IT’S A matter of time before GST is reintroduced. Why?
The government cannot keep on borrowing or extracting funds from government-linked companies (GLCs) to fund the budget deficit. It will need to increase tax collection to reduce the gap. There is a limit to which you can squeeze existing taxpayers to pay extra income tax through scrutinising their tax returns, investigating and auditing. Piling more pressure on the same taxpayers will be counterproductive and lead to businesses moving offshore.
Politically, it may not be the right time to reintroduce GST, but it is inevitable to reduce the budget deficit. It is far superior to the current sales tax and service tax, which is not entirely transparent to the ultimate consumer, and has a cascading and compounding effect through the supply chain, which results in the consumer paying tax on tax.
The simple reason for introducing it is to bring in added revenue to the government. This tax has significant advantages and businesses, if it is implemented properly, should not be affected as they are mere tax collectors throughout the supply chain until the goods or services are consumed by the ultimate purchaser. The choice to pay GST is in your hands. If you spend more, you pay more.
What should be avoided in the reintroduction of GST?
With the experience we have and past mistakes we made, it is time to introduce a set of rules that are clear and significantly reduce the scope for discretionary powers exercised by the authorities.
The 2015 experience was fraught with ambiguities and uncertainties which then led the authorities to issue clarifications and pronouncements which ended up in confusing businesses and consumers. This resulted in extra costs which rightfully should not have been borne by the businesses since they were supposed to be only tax collectors.
Even today, after the tax was repealed in September 2018, there are numerous disputes that have not been resolved. This is a bad experience that should not be repeated.
The refund mechanism promise was not adhered to by the authorities. The promise made was that the refunds would be made within 14 days if returns were filed electronically or 28 days, manually. This promise was not realistic. This became evident as, unfortunately, a few taxpayers attempted to defraud the system. The Customs should not have gone overboard on delaying payments to the legitimate taxpayers, who made up the majority. This experience should be avoided at all cost in the future.
How to counter the regressive effect of GST on the lower income group?

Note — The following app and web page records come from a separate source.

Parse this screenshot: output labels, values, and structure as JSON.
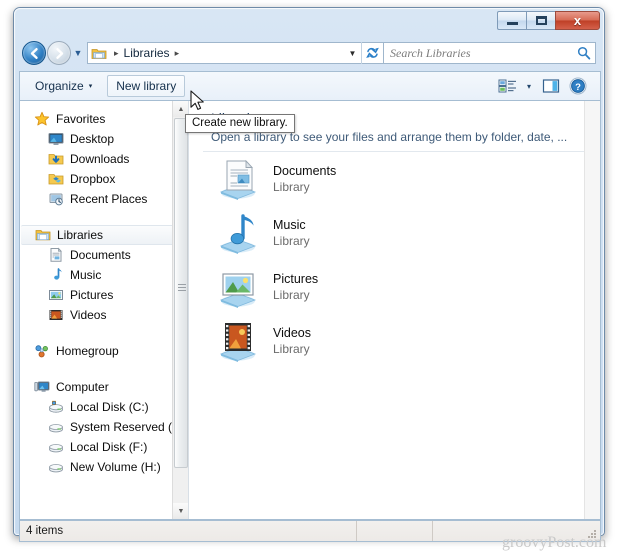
{
  "window": {
    "controls": {
      "minimize": "Minimize",
      "maximize": "Maximize",
      "close": "x"
    }
  },
  "navbar": {
    "back_label": "←",
    "forward_label": "→",
    "history_label": "▼",
    "breadcrumb": {
      "separator1": "▸",
      "root": "Libraries",
      "separator2": "▸",
      "dropdown": "▼"
    },
    "refresh_icon": "refresh-icon",
    "search": {
      "placeholder": "Search Libraries",
      "icon": "search-icon"
    }
  },
  "toolbar": {
    "organize_label": "Organize",
    "organize_caret": "▾",
    "new_library_label": "New library",
    "view_icon": "view-options-icon",
    "view_caret": "▾",
    "preview_icon": "preview-pane-icon",
    "help_icon": "help-icon",
    "help_glyph": "?"
  },
  "tooltip": {
    "text": "Create new library."
  },
  "sidebar": {
    "groups": [
      {
        "header": {
          "label": "Favorites",
          "icon": "star-icon"
        },
        "items": [
          {
            "label": "Desktop",
            "icon": "desktop-icon"
          },
          {
            "label": "Downloads",
            "icon": "downloads-icon"
          },
          {
            "label": "Dropbox",
            "icon": "dropbox-folder-icon"
          },
          {
            "label": "Recent Places",
            "icon": "recent-places-icon"
          }
        ]
      },
      {
        "header": {
          "label": "Libraries",
          "icon": "libraries-icon",
          "selected": true
        },
        "items": [
          {
            "label": "Documents",
            "icon": "documents-icon"
          },
          {
            "label": "Music",
            "icon": "music-icon"
          },
          {
            "label": "Pictures",
            "icon": "pictures-icon"
          },
          {
            "label": "Videos",
            "icon": "videos-icon"
          }
        ]
      },
      {
        "header": {
          "label": "Homegroup",
          "icon": "homegroup-icon"
        },
        "items": []
      },
      {
        "header": {
          "label": "Computer",
          "icon": "computer-icon"
        },
        "items": [
          {
            "label": "Local Disk (C:)",
            "icon": "system-drive-icon"
          },
          {
            "label": "System Reserved (E:",
            "icon": "drive-icon"
          },
          {
            "label": "Local Disk (F:)",
            "icon": "drive-icon"
          },
          {
            "label": "New Volume (H:)",
            "icon": "drive-icon"
          }
        ]
      }
    ],
    "scrollbar": {
      "up_arrow": "▲",
      "down_arrow": "▼"
    }
  },
  "content": {
    "title": "Libraries",
    "subtitle": "Open a library to see your files and arrange them by folder, date, ...",
    "items": [
      {
        "name": "Documents",
        "kind": "Library",
        "icon": "documents-library-icon"
      },
      {
        "name": "Music",
        "kind": "Library",
        "icon": "music-library-icon"
      },
      {
        "name": "Pictures",
        "kind": "Library",
        "icon": "pictures-library-icon"
      },
      {
        "name": "Videos",
        "kind": "Library",
        "icon": "videos-library-icon"
      }
    ]
  },
  "statusbar": {
    "item_count": "4 items"
  },
  "watermark": {
    "text": "groovyPost.com"
  },
  "colors": {
    "accent_blue": "#2f7fc4",
    "title_text": "#1f3f66",
    "close_red": "#bf3f26",
    "frame_blue": "#c6daef"
  }
}
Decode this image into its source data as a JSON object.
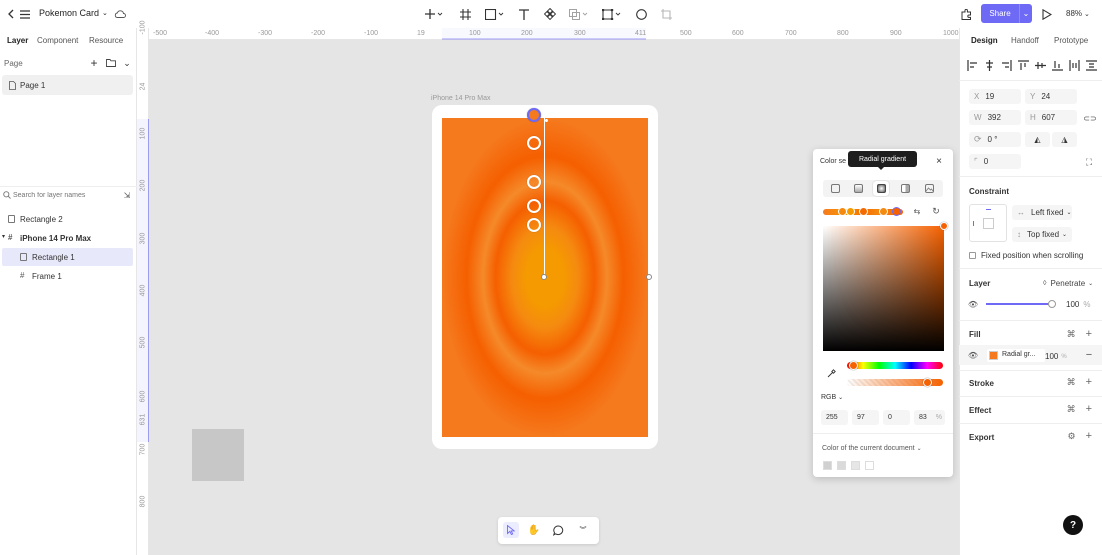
{
  "topbar": {
    "file_name": "Pokemon Card",
    "share_label": "Share",
    "zoom": "88%"
  },
  "left_panel": {
    "tabs": [
      "Layer",
      "Component",
      "Resource"
    ],
    "page_header": "Page",
    "pages": [
      "Page 1"
    ],
    "search_placeholder": "Search for layer names",
    "layers": [
      {
        "name": "Rectangle 2",
        "indent": 0,
        "bold": false,
        "selected": false
      },
      {
        "name": "iPhone 14 Pro Max",
        "indent": 0,
        "bold": true,
        "selected": false
      },
      {
        "name": "Rectangle 1",
        "indent": 1,
        "bold": false,
        "selected": true
      },
      {
        "name": "Frame 1",
        "indent": 1,
        "bold": false,
        "selected": false
      }
    ]
  },
  "ruler_h": [
    "-500",
    "-400",
    "-300",
    "-200",
    "-100",
    "19",
    "100",
    "200",
    "300",
    "411",
    "500",
    "600",
    "700",
    "800",
    "900",
    "1000"
  ],
  "ruler_v": [
    "-100",
    "24",
    "100",
    "200",
    "300",
    "400",
    "500",
    "600",
    "631",
    "700",
    "800"
  ],
  "canvas": {
    "frame_label": "iPhone 14 Pro Max"
  },
  "color_popup": {
    "title": "Color se",
    "tooltip": "Radial gradient",
    "mode": "RGB",
    "r": "255",
    "g": "97",
    "b": "0",
    "alpha": "83",
    "alpha_unit": "%",
    "doc_colors_label": "Color of the current document",
    "doc_swatches": [
      "#d0d0d0",
      "#dadada",
      "#e6e6e6",
      "#ffffff"
    ],
    "hue_fraction": 0.06,
    "opacity_fraction": 0.83
  },
  "right_panel": {
    "tabs": [
      "Design",
      "Handoff",
      "Prototype"
    ],
    "x_label": "X",
    "x": "19",
    "y_label": "Y",
    "y": "24",
    "w_label": "W",
    "w": "392",
    "h_label": "H",
    "h": "607",
    "rotation": "0 °",
    "radius": "0",
    "constraint_title": "Constraint",
    "constraint_h": "Left fixed",
    "constraint_v": "Top fixed",
    "fixed_scroll": "Fixed position when scrolling",
    "layer_title": "Layer",
    "blend": "Penetrate",
    "layer_opacity": "100",
    "layer_opacity_unit": "%",
    "layer_opacity_fraction": 1.0,
    "fill_title": "Fill",
    "fill_name": "Radial gr...",
    "fill_opacity": "100",
    "fill_opacity_unit": "%",
    "stroke_title": "Stroke",
    "effect_title": "Effect",
    "export_title": "Export"
  },
  "bottom_toolbar": {
    "help": "?"
  },
  "colors": {
    "accent": "#6e6af5",
    "orange": "#f57a1e",
    "gradient_center": "#f59a00",
    "gradient_ring": "#f55f00"
  }
}
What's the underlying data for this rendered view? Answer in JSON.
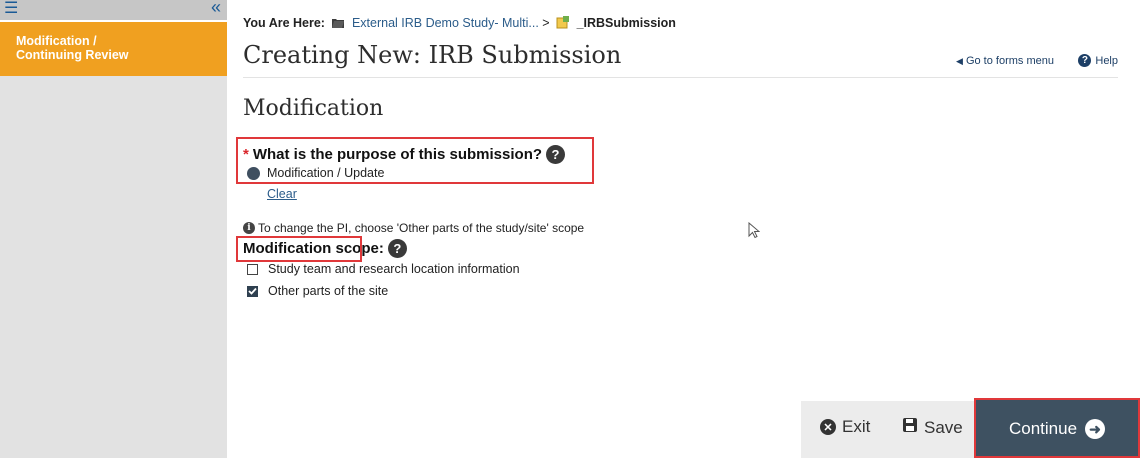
{
  "sidebar": {
    "menu_icon": "hamburger-icon",
    "collapse_icon": "double-chevron-left-icon",
    "items": [
      {
        "label": "Modification / Continuing Review"
      }
    ]
  },
  "breadcrumb": {
    "prefix": "You Are Here:",
    "study_link": "External IRB Demo Study- Multi...",
    "separator": ">",
    "current": "_IRBSubmission"
  },
  "header": {
    "title": "Creating New: IRB Submission",
    "go_to_forms": "Go to forms menu",
    "help": "Help"
  },
  "form": {
    "section_title": "Modification",
    "purpose_question": "What is the purpose of this submission?",
    "required_mark": "*",
    "purpose_selected": "Modification / Update",
    "clear_link": "Clear",
    "info_text": "To change the PI, choose 'Other parts of the study/site' scope",
    "scope_label": "Modification scope:",
    "scope_options": [
      {
        "label": "Study team and research location information",
        "checked": false
      },
      {
        "label": "Other parts of the site",
        "checked": true
      }
    ]
  },
  "footer": {
    "exit": "Exit",
    "save": "Save",
    "continue": "Continue"
  },
  "colors": {
    "sidebar_active": "#f0a020",
    "continue_bg": "#3e5161",
    "highlight_border": "#e0383a"
  }
}
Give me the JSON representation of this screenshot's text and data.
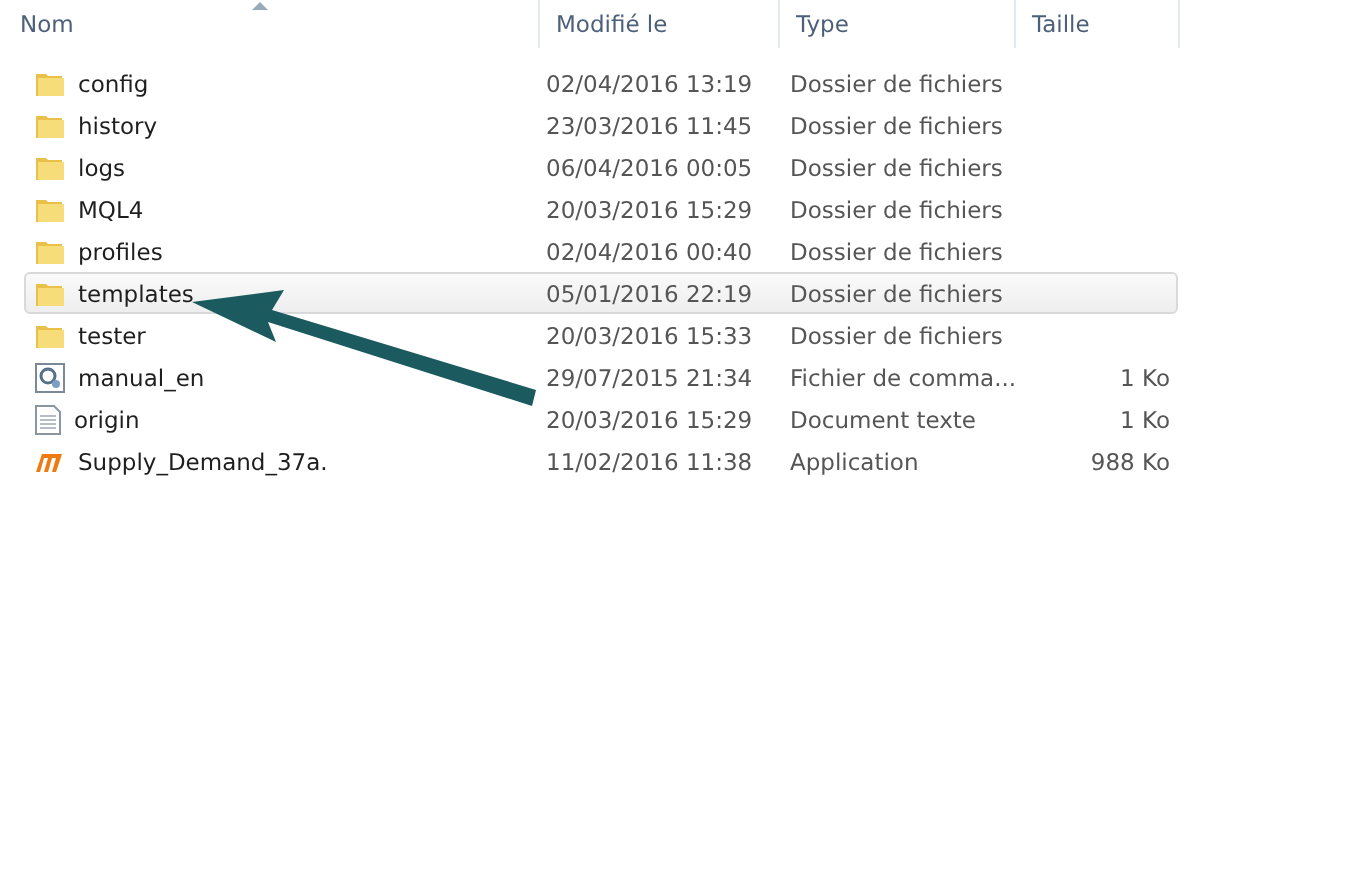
{
  "columns": [
    {
      "label": "Nom",
      "sorted": true
    },
    {
      "label": "Modifié le",
      "sorted": false
    },
    {
      "label": "Type",
      "sorted": false
    },
    {
      "label": "Taille",
      "sorted": false
    }
  ],
  "rows": [
    {
      "kind": "folder",
      "name": "config",
      "modified": "02/04/2016 13:19",
      "type": "Dossier de fichiers",
      "selected": false
    },
    {
      "kind": "folder",
      "name": "history",
      "modified": "23/03/2016 11:45",
      "type": "Dossier de fichiers",
      "selected": false
    },
    {
      "kind": "folder",
      "name": "logs",
      "modified": "06/04/2016 00:05",
      "type": "Dossier de fichiers",
      "selected": false
    },
    {
      "kind": "folder",
      "name": "MQL4",
      "modified": "20/03/2016 15:29",
      "type": "Dossier de fichiers",
      "selected": false
    },
    {
      "kind": "folder",
      "name": "profiles",
      "modified": "02/04/2016 00:40",
      "type": "Dossier de fichiers",
      "selected": false
    },
    {
      "kind": "folder",
      "name": "templates",
      "modified": "05/01/2016 22:19",
      "type": "Dossier de fichiers",
      "selected": true
    },
    {
      "kind": "folder",
      "name": "tester",
      "modified": "20/03/2016 15:33",
      "type": "Dossier de fichiers",
      "selected": false
    },
    {
      "kind": "script",
      "name": "manual_en",
      "modified": "29/07/2015 21:34",
      "type": "Fichier de comma...",
      "size": "1 Ko",
      "selected": false
    },
    {
      "kind": "text",
      "name": "origin",
      "modified": "20/03/2016 15:29",
      "type": "Document texte",
      "size": "1 Ko",
      "selected": false
    },
    {
      "kind": "app",
      "name": "Supply_Demand_37a.",
      "modified": "11/02/2016 11:38",
      "type": "Application",
      "size": "988 Ko",
      "selected": false
    }
  ]
}
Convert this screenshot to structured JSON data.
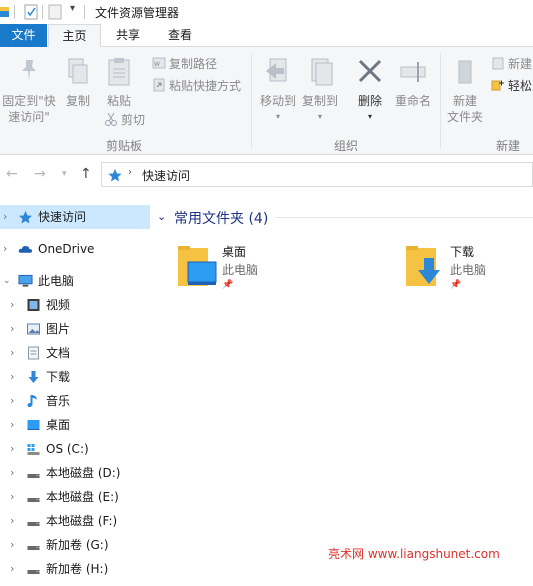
{
  "window": {
    "title": "文件资源管理器"
  },
  "tabs": {
    "file": "文件",
    "home": "主页",
    "share": "共享",
    "view": "查看"
  },
  "ribbon": {
    "pin_quick_access_line1": "固定到\"快",
    "pin_quick_access_line2": "速访问\"",
    "copy": "复制",
    "paste": "粘贴",
    "copy_path": "复制路径",
    "paste_shortcut": "粘贴快捷方式",
    "cut": "剪切",
    "group_clipboard": "剪贴板",
    "move_to": "移动到",
    "copy_to": "复制到",
    "delete": "删除",
    "rename": "重命名",
    "group_organize": "组织",
    "new_folder_line1": "新建",
    "new_folder_line2": "文件夹",
    "new_item": "新建",
    "easy_access": "轻松",
    "group_new": "新建"
  },
  "address": {
    "location": "快速访问"
  },
  "nav": {
    "quick_access": "快速访问",
    "onedrive": "OneDrive",
    "this_pc": "此电脑",
    "videos": "视频",
    "pictures": "图片",
    "documents": "文档",
    "downloads": "下载",
    "music": "音乐",
    "desktop": "桌面",
    "drive_c": "OS (C:)",
    "drive_d": "本地磁盘 (D:)",
    "drive_e": "本地磁盘 (E:)",
    "drive_f": "本地磁盘 (F:)",
    "drive_g": "新加卷 (G:)",
    "drive_h": "新加卷 (H:)"
  },
  "content": {
    "section_title": "常用文件夹 (4)",
    "folders": [
      {
        "name": "桌面",
        "location": "此电脑"
      },
      {
        "name": "下载",
        "location": "此电脑"
      }
    ]
  },
  "watermark": "亮术网 www.liangshunet.com",
  "colors": {
    "accent": "#1979ca",
    "selection": "#cce8ff",
    "section_title": "#1e3287",
    "folder": "#f5c242"
  },
  "icons": [
    "pin-icon",
    "copy-icon",
    "paste-icon",
    "cut-icon",
    "move-to-icon",
    "copy-to-icon",
    "delete-icon",
    "rename-icon",
    "new-folder-icon",
    "back-icon",
    "forward-icon",
    "up-icon",
    "star-icon",
    "cloud-icon",
    "computer-icon",
    "folder-icon"
  ]
}
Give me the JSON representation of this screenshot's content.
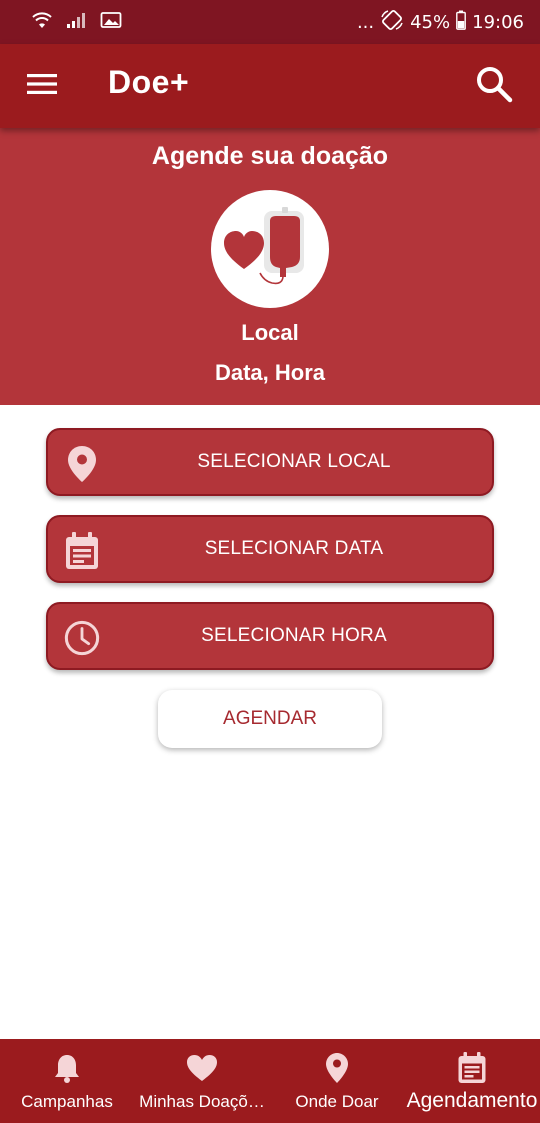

This was already provided for in the previous GST regime where the essentials were zero-rated or exempted. However, the implementation, especially the exempt supply of goods, needs to be re-examined so that the tax burden does not fall on sections of society whose income will be regressively affected.
Any reintroduction should be supported with a reduction in income tax as taxpayers cannot be burdened with increased taxation, especially with the lower and middle income groups.
The aim here should be to keep the total tax paid by the lower and middle income groups unchanged. It may require subsidies to be given to the lower income group, who do not pay income tax.
The way forward
Since we have had significant experience of the problems faced in implementing and discontinuing GST. The next time we introduce GST, the authorities should provide clear concise rules with very little discretionary powers to avoid ambiguities. Expect GST to come back sometime in the future.
This article was contributed by Thannees Tax Consulting Services Sdn Bhd managing director SM Thanneermalai.
This article was originally published on the Sun daily.